### Work instructions
In the entries below, every line with the string "ullamco" is to be reported.

= = = = =

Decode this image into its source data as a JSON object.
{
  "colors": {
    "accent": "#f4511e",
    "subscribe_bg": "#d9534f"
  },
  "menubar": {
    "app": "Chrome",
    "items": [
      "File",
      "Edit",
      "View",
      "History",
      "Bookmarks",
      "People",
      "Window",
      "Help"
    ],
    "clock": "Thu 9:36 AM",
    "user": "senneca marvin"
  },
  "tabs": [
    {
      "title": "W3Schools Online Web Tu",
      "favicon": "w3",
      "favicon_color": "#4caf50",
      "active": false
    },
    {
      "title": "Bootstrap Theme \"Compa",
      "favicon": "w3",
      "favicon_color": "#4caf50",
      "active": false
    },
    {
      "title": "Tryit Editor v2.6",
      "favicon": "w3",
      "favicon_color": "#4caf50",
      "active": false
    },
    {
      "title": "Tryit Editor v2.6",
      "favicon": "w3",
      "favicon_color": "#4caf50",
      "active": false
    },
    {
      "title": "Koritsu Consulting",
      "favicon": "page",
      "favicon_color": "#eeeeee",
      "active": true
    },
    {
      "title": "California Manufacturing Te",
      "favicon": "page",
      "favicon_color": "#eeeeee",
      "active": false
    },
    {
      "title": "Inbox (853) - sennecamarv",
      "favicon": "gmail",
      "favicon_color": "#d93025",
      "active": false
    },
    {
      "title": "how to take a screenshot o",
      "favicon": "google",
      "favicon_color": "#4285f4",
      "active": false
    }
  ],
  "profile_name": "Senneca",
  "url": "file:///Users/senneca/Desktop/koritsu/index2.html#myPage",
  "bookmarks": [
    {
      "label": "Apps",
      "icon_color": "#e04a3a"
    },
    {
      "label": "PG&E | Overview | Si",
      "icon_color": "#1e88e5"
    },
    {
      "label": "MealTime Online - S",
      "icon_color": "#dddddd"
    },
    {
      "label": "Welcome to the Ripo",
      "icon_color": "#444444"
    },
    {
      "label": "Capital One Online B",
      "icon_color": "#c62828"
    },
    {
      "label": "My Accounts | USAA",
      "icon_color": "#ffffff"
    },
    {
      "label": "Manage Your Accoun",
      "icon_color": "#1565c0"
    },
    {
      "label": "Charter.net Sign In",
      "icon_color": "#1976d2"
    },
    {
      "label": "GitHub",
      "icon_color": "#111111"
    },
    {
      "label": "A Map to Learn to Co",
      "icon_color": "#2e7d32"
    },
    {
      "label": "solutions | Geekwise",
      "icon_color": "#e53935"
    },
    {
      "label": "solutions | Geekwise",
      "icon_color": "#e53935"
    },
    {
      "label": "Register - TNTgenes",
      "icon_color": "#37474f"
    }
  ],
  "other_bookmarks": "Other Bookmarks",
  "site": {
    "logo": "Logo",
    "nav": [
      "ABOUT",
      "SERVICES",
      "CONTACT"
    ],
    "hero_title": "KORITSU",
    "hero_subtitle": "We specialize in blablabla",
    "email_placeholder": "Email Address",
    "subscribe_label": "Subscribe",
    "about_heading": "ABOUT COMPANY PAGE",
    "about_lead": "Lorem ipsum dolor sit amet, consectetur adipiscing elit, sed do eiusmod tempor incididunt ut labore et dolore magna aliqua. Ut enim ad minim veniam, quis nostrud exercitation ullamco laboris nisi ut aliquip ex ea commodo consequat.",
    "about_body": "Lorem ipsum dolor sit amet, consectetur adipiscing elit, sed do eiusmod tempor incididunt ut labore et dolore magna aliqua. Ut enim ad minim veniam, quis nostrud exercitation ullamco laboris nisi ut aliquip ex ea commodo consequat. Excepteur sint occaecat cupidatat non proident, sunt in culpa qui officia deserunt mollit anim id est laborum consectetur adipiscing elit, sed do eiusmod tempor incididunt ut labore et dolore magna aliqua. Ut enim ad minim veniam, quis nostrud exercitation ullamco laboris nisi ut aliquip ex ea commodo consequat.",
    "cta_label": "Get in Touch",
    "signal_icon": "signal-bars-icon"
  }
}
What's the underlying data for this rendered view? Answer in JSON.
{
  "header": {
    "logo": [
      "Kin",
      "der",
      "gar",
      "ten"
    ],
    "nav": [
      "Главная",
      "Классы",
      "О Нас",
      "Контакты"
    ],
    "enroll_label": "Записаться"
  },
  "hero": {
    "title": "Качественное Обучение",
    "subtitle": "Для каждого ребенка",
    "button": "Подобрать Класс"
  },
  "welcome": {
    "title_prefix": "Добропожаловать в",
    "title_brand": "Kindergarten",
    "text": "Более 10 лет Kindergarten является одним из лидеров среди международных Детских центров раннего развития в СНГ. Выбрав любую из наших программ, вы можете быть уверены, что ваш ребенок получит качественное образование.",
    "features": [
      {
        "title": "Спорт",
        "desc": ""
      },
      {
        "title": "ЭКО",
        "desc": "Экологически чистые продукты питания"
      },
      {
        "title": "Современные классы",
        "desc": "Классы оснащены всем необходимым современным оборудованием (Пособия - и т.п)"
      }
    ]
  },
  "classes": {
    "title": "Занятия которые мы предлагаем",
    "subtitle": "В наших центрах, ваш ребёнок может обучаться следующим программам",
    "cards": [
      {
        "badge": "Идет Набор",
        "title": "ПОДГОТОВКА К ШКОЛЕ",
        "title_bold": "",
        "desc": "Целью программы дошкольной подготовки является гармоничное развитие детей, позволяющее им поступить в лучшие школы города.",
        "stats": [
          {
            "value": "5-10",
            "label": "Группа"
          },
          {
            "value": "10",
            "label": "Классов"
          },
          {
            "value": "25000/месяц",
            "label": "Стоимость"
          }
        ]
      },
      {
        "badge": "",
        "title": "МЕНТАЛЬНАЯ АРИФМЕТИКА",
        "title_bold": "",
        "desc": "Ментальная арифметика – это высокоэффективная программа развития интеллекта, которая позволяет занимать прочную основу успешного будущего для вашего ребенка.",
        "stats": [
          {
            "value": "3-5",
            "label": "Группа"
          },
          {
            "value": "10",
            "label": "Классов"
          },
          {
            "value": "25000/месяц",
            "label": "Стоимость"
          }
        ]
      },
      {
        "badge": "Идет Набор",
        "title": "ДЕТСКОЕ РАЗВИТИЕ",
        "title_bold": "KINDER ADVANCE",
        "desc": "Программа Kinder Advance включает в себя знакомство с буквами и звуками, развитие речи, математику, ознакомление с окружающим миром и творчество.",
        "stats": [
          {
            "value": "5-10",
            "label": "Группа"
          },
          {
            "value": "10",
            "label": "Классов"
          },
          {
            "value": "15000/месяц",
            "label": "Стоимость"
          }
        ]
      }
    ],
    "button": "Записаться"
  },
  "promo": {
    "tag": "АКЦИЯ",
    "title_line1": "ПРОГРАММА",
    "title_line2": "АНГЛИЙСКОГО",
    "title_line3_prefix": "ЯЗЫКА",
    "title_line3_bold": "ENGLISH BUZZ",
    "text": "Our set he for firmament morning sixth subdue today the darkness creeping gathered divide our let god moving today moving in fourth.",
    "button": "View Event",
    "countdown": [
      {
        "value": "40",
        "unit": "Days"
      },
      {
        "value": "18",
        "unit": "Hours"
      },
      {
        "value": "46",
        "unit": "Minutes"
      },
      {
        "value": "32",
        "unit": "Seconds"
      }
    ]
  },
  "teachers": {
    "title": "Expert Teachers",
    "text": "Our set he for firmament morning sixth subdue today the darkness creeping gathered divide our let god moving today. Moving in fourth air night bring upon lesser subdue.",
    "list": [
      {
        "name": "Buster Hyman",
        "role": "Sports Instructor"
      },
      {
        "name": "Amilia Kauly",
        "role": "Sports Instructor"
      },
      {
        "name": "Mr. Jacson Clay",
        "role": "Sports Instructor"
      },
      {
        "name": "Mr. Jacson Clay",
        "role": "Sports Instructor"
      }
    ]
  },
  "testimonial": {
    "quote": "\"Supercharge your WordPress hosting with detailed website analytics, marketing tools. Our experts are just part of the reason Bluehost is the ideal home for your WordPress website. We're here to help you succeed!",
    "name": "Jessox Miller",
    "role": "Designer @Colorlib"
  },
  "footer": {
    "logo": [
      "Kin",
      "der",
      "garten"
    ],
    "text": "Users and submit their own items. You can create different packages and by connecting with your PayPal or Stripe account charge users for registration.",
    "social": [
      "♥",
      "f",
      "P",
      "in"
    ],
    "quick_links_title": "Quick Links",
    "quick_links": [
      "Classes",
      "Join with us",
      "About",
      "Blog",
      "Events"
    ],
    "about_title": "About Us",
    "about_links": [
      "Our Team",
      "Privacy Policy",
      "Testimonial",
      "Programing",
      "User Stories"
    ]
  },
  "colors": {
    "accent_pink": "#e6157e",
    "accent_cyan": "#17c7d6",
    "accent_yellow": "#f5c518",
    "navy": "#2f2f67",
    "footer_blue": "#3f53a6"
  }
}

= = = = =

### Result
    "about_lead": "Lorem ipsum dolor sit amet, consectetur adipiscing elit, sed do eiusmod tempor incididunt ut labore et dolore magna aliqua. Ut enim ad minim veniam, quis nostrud exercitation ullamco laboris nisi ut aliquip ex ea commodo consequat.",
    "about_body": "Lorem ipsum dolor sit amet, consectetur adipiscing elit, sed do eiusmod tempor incididunt ut labore et dolore magna aliqua. Ut enim ad minim veniam, quis nostrud exercitation ullamco laboris nisi ut aliquip ex ea commodo consequat. Excepteur sint occaecat cupidatat non proident, sunt in culpa qui officia deserunt mollit anim id est laborum consectetur adipiscing elit, sed do eiusmod tempor incididunt ut labore et dolore magna aliqua. Ut enim ad minim veniam, quis nostrud exercitation ullamco laboris nisi ut aliquip ex ea commodo consequat.",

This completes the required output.